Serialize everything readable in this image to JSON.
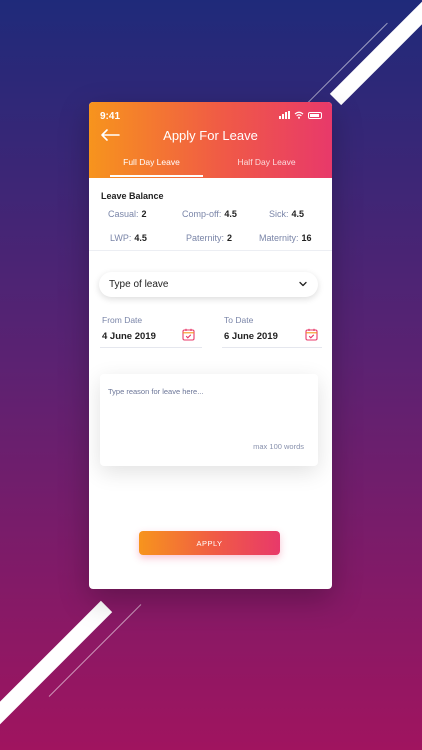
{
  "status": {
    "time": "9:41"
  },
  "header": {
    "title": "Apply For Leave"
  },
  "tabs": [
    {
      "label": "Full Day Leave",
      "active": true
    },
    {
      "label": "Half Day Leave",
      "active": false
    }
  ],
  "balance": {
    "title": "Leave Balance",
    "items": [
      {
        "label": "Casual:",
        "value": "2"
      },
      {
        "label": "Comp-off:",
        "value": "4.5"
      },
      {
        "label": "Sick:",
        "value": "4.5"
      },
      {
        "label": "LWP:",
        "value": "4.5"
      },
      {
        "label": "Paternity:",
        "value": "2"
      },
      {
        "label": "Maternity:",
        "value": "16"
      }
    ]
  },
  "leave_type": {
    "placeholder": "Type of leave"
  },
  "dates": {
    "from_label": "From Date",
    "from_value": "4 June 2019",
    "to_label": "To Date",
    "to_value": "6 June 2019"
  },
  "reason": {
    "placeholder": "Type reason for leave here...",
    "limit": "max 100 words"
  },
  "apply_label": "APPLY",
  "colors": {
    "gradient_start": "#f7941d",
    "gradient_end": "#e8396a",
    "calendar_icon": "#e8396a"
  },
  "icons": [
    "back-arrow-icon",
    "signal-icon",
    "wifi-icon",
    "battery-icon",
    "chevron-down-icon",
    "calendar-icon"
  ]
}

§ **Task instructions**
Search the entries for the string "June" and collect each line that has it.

§ **Response area**
    "from_value": "4 June 2019",
    "to_value": "6 June 2019"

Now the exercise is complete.